Chief Executive Officer Sachi Hamai had warned that not allocating any money to the project would put the county in breach of its commitment to McCarthy.
County counsel advised the board that it had the right to terminate the contract for convenience if the contract no longer suited its needs.
Multiple board members said the contract was tied to a particular approach that would not allow for a “care first” facility.
“We’ve had a profound change on this board, since 2015,” when the contract was signed, Solis said.
Though the vote to cancel the contract reflected a near consensus, the board did not seem to agree on what comes next.

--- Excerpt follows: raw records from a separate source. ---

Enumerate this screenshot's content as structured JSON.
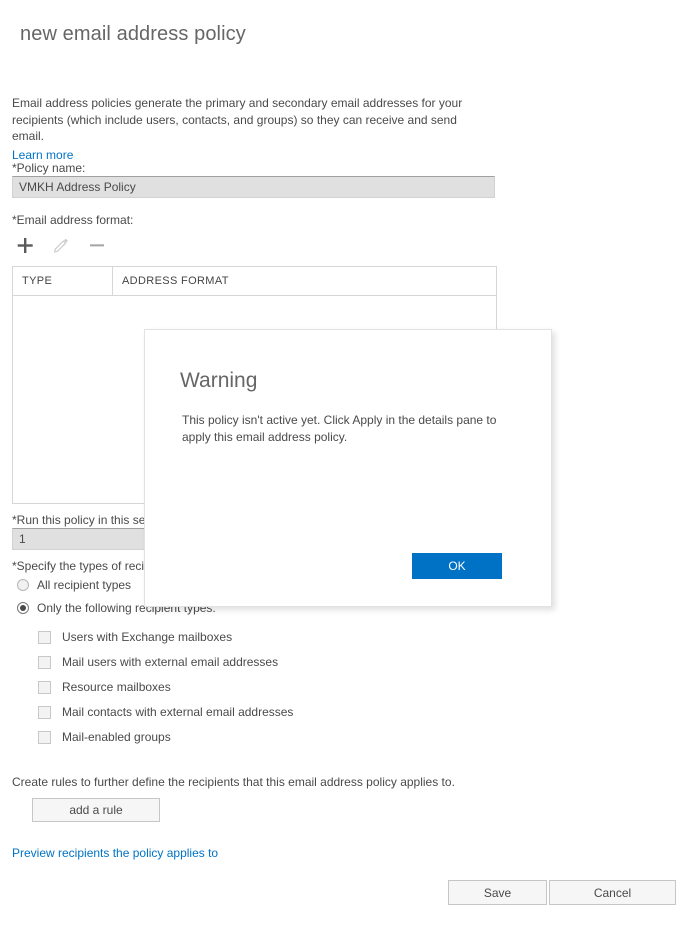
{
  "page": {
    "title": "new email address policy",
    "intro": "Email address policies generate the primary and secondary email addresses for your recipients (which include users, contacts, and groups) so they can receive and send email.",
    "learn_more": "Learn more"
  },
  "policy_name": {
    "label": "*Policy name:",
    "value": "VMKH Address Policy"
  },
  "email_format": {
    "label": "*Email address format:",
    "toolbar": {
      "add": "add-icon",
      "edit": "edit-icon",
      "remove": "remove-icon"
    },
    "columns": [
      "TYPE",
      "ADDRESS FORMAT"
    ],
    "rows": []
  },
  "sequence": {
    "label": "*Run this policy in this sequence:",
    "value": "1"
  },
  "recipient_types": {
    "label": "*Specify the types of recipients:",
    "options": [
      {
        "label": "All recipient types",
        "selected": false
      },
      {
        "label": "Only the following recipient types:",
        "selected": true
      }
    ],
    "checkboxes": [
      {
        "label": "Users with Exchange mailboxes",
        "checked": false
      },
      {
        "label": "Mail users with external email addresses",
        "checked": false
      },
      {
        "label": "Resource mailboxes",
        "checked": false
      },
      {
        "label": "Mail contacts with external email addresses",
        "checked": false
      },
      {
        "label": "Mail-enabled groups",
        "checked": false
      }
    ]
  },
  "rules": {
    "description": "Create rules to further define the recipients that this email address policy applies to.",
    "add_rule_label": "add a rule",
    "preview_link": "Preview recipients the policy applies to"
  },
  "footer": {
    "save_label": "Save",
    "cancel_label": "Cancel"
  },
  "dialog": {
    "title": "Warning",
    "message": "This policy isn't active yet. Click Apply in the details pane to apply this email address policy.",
    "ok_label": "OK"
  },
  "colors": {
    "accent": "#0072c6",
    "link": "#0072c6",
    "text": "#4a4a4a",
    "heading": "#666666",
    "input_bg": "#e0e0e0",
    "border": "#d6d6d6"
  }
}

And, following the vote, the board directed the director of public works to negotiate a final payment to McCarthy to cover termination costs, but those termination costs were not specified.
Supervisor Mark Ridley-Thomas and Hahn brought a motion of their own, asking for a task force to synthesize a host of pending reports on jail reform and the replacement of Men’s Central Jail. The motion also called for reallocating funds to mental health care.
“While the board agrees that the MCJ facility is unacceptable, and must be demolished, the strategy for creating a new `Care First/Jail Last’ system is still not fully defined,” the motion reads.
Ridley-Thomas also proposed that the county address critical maintenance issues at the jail while reviewing its options.
Thousands of inmates remain in custody at the 1960s-era Men’s Central Jail, which Hahn called “an abomination.” Many live in cramped, dark cells set in long rows that make them difficult to monitor, creating an unsafe environment for both guards and inmates. Barger said in February that the facility was plagued by rats and amounts to “a time bomb waiting to go off.”
The vote in support of that second motion was 4-0, with Barger abstaining.